(Beginning of Provided records)
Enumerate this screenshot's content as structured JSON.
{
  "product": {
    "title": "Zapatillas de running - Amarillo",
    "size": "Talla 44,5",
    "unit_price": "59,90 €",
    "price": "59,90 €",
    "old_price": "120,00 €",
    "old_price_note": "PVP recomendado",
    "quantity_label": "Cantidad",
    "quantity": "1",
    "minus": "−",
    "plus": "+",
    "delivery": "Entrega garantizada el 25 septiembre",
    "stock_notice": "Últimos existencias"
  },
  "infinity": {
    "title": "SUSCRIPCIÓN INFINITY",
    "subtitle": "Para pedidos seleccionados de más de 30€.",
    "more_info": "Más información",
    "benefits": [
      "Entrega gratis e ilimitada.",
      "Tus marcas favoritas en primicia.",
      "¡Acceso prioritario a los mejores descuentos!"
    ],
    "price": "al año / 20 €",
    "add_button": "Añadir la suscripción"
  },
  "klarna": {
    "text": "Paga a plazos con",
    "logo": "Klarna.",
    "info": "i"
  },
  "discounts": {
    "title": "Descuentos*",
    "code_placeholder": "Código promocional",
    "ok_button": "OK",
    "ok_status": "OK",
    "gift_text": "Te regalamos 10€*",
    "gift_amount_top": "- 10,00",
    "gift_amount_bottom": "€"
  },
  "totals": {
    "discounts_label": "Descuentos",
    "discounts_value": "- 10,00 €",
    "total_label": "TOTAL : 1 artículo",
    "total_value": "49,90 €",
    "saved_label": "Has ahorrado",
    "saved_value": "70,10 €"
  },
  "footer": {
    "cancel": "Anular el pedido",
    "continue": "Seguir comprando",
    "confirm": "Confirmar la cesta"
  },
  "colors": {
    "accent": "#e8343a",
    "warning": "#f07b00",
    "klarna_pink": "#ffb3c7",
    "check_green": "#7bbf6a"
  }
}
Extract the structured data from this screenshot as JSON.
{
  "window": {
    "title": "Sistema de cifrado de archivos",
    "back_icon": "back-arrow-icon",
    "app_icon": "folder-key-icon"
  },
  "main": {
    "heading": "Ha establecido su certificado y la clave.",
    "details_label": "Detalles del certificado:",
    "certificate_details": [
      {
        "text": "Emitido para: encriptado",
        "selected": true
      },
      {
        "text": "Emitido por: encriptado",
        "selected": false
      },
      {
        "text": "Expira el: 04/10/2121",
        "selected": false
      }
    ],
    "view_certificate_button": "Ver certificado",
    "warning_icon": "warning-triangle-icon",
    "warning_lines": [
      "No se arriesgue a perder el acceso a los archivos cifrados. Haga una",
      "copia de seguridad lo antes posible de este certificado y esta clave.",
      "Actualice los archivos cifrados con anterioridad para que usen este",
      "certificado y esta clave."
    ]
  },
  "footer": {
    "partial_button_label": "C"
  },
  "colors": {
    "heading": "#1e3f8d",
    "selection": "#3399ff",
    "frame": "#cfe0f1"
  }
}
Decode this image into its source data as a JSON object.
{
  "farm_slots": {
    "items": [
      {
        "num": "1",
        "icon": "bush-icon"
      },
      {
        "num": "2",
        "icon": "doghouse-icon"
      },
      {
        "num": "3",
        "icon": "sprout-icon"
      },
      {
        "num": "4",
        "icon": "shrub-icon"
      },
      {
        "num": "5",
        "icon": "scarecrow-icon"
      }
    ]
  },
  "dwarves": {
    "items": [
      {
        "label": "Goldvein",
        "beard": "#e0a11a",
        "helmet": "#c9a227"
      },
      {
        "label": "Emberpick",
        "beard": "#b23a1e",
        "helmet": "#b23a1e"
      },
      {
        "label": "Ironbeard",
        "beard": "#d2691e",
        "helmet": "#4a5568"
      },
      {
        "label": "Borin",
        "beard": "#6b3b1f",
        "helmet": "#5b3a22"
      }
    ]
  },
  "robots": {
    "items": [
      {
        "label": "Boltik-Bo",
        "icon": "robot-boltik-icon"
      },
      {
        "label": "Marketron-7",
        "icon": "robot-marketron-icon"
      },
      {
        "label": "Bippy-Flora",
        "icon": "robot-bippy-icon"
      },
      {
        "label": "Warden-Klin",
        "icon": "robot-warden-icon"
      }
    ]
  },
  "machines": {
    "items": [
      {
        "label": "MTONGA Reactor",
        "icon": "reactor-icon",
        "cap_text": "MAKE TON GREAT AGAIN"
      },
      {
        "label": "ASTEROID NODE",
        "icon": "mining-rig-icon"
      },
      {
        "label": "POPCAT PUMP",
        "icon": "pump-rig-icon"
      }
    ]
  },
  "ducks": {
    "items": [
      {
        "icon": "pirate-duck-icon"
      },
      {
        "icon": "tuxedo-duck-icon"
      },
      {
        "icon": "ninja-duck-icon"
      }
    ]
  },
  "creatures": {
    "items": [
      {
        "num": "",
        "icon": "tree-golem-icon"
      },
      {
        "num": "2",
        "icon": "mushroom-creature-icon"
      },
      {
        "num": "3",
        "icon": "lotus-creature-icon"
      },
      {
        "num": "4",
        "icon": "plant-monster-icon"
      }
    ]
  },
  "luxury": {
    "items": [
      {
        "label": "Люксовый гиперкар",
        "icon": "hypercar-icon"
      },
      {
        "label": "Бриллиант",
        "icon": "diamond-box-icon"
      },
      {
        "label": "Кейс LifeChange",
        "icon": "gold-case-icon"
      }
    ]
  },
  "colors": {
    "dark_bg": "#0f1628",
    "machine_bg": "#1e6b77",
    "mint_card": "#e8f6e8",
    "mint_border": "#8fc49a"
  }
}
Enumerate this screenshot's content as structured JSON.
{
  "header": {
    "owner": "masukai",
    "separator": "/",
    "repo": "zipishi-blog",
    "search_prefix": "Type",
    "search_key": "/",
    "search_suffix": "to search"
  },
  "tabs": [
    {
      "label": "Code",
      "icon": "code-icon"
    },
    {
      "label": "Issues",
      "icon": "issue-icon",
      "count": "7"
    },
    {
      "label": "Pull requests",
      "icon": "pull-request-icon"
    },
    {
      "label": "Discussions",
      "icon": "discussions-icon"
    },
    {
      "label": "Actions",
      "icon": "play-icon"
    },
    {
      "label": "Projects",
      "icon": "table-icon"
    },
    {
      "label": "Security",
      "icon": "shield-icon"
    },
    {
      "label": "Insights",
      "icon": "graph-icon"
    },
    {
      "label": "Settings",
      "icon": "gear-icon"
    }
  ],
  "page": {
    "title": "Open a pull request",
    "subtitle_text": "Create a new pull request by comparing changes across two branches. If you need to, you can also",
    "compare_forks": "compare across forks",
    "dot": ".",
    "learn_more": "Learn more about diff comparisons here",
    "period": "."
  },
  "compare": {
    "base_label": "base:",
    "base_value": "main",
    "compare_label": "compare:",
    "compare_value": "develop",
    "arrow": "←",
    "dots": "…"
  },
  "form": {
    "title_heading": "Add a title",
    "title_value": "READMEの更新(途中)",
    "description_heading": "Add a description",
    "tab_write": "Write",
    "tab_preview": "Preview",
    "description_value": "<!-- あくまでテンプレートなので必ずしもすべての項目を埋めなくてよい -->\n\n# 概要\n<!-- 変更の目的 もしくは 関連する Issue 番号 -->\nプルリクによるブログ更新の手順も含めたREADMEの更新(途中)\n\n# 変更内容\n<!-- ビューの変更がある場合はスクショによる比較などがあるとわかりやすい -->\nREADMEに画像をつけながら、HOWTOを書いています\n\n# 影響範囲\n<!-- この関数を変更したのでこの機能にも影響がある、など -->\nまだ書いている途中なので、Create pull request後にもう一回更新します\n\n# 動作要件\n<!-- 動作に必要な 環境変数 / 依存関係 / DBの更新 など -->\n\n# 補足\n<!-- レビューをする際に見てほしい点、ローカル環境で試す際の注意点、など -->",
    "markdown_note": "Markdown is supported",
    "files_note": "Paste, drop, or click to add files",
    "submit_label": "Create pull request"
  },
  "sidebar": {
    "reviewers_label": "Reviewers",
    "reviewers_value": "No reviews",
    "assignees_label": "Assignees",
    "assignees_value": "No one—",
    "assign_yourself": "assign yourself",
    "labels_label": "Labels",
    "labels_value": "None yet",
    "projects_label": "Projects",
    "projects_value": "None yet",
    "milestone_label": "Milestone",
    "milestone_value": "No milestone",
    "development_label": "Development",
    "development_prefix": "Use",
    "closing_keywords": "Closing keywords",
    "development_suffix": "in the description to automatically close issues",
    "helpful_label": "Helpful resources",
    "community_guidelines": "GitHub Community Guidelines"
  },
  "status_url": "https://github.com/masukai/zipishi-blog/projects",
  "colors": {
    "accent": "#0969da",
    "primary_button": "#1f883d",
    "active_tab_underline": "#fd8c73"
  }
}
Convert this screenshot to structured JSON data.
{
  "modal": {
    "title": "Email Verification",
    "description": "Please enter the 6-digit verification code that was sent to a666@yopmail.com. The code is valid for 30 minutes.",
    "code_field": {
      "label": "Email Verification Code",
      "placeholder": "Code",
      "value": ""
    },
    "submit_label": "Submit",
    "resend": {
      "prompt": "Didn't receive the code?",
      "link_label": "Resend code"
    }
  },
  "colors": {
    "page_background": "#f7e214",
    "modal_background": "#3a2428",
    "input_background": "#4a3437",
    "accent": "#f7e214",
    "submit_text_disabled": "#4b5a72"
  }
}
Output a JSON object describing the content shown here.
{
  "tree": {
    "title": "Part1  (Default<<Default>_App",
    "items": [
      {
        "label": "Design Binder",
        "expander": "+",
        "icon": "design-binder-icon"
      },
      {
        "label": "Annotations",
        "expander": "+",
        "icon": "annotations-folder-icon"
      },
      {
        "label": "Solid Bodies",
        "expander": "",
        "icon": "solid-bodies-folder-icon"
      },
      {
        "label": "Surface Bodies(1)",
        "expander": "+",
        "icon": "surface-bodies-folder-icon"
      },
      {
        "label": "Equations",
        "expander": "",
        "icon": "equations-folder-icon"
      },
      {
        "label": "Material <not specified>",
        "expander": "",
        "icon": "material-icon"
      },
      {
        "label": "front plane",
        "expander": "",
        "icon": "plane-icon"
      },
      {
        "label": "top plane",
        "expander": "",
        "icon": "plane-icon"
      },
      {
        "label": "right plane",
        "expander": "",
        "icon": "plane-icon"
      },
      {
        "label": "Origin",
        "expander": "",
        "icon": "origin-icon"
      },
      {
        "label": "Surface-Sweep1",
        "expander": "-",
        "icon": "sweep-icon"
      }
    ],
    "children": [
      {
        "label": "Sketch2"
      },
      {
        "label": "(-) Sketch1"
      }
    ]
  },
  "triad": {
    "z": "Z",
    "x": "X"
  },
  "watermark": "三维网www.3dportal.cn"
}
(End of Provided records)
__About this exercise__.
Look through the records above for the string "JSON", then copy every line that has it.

__Result of the exercise__.
Enumerate this screenshot's content as structured JSON.
Extract the structured data from this screenshot as JSON.
Decode this image into its source data as a JSON object.
Enumerate this screenshot's content as structured JSON.
Convert this screenshot to structured JSON data.
Output a JSON object describing the content shown here.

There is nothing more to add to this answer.